Last week we looked at two separate collections of statistics about Windows 7; one showing how Windows 7 has more than 50 per cent of the desktop market share, another saying Windows 7 is about to overtake Windows XP. Greg Keizer at ComputerWorld looked more deeply into these and earlier stats to see how the popularity of the Windows 8 preview releases compare to those of Windows 7.
The previews of these operating systems were not launched at the same time of year; the first Windows 7 preview was seven weeks earlier in the year than that of Windows 8. However it is still interesting to see the time comparison graph, even considering the one and a half month head start for Windows 7.
If the time line was adjusted to give both release previews a coinciding start date, then at four months after preview availability Windows 7 was three times more popular than Windows 8. Also is you look at the graph it doesn’t look like Windows 8 is catching up, the graph shows a divergence unfavourable to Windows 8.

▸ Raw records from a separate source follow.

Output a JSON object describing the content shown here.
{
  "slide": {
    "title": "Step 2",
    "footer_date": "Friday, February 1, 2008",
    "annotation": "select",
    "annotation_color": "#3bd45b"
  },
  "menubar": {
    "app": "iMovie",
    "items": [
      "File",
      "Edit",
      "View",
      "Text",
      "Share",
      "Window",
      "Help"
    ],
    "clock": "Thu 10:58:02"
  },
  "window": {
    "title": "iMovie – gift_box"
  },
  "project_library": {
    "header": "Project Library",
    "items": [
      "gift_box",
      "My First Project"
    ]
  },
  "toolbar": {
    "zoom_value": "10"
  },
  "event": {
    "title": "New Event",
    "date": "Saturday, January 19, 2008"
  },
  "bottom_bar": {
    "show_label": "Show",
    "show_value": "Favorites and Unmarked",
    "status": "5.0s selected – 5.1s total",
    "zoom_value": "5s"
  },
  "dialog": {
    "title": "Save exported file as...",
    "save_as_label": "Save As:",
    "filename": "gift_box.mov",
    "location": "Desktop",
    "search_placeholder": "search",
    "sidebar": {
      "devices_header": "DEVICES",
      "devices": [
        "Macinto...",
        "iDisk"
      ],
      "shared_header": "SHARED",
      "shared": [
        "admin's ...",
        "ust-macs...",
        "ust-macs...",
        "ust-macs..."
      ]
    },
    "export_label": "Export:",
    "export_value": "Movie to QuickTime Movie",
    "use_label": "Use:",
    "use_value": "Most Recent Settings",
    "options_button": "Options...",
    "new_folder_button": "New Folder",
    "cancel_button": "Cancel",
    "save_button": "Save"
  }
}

Perhaps these figures (NetApplications data is often cited by Microsoft) have nudged Microsoft into issuing their most generous operating system upgrade prices ever. Also whereas Windows 7 was an upgrade that would appeal to the mass market, a headlining feature of Windows 8 is the touch friendly Metro interface. Touch screen equipped PCs are currently only a small minority of those in usage. I explained to my daughter, who has an HP touch screen laptop, how I could install the latest Windows 8 preview for her and she said “I can’t be bothered.” It looks like most people feel that way.